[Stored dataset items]
------------------------------------------------
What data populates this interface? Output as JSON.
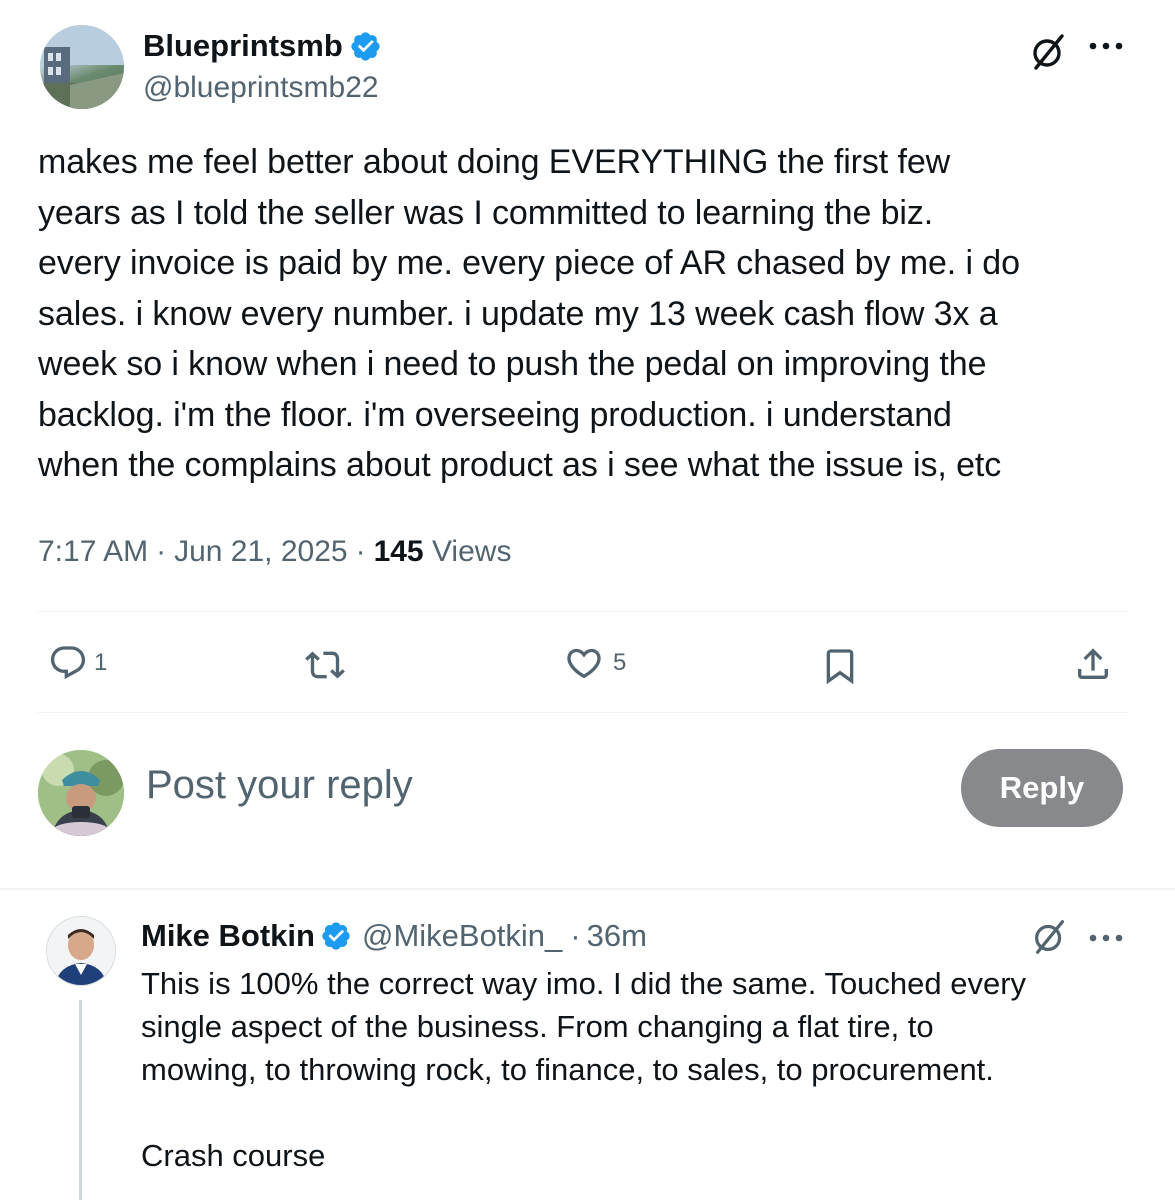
{
  "post": {
    "author_name": "Blueprintsmb",
    "author_handle": "@blueprintsmb22",
    "text_lines": [
      "makes me feel better about doing EVERYTHING the first few",
      "years as I told the seller was I committed to learning the biz.",
      "every invoice is paid by me. every piece of AR chased by me. i do",
      "sales. i know every number. i update my 13 week cash flow 3x a",
      "week so i know when i need to push the pedal on improving the",
      "backlog. i'm the floor. i'm overseeing production. i understand",
      "when the complains about product as i see what the issue is, etc"
    ],
    "time": "7:17 AM",
    "dot": "·",
    "date": "Jun 21, 2025",
    "views_count": "145",
    "views_label": "Views",
    "reply_count": "1",
    "like_count": "5"
  },
  "composer": {
    "placeholder": "Post your reply",
    "reply_button": "Reply"
  },
  "reply": {
    "author_name": "Mike Botkin",
    "author_handle": "@MikeBotkin_",
    "time_sep": "·",
    "time": "36m",
    "text_lines": [
      "This is 100% the correct way imo. I did the same. Touched every",
      "single aspect of the business. From changing a flat tire, to",
      "mowing, to throwing rock, to finance, to sales, to procurement."
    ],
    "text_line_4": "Crash course"
  },
  "colors": {
    "verified": "#1d9bf0",
    "reply_button_bg": "#87898c",
    "muted": "#536471"
  },
  "icons": [
    "verified-badge-icon",
    "grok-icon",
    "more-icon",
    "reply-icon",
    "retweet-icon",
    "like-icon",
    "bookmark-icon",
    "share-icon"
  ]
}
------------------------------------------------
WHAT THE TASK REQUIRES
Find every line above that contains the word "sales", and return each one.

EXERCISE ANSWER
      "sales. i know every number. i update my 13 week cash flow 3x a",
      "mowing, to throwing rock, to finance, to sales, to procurement."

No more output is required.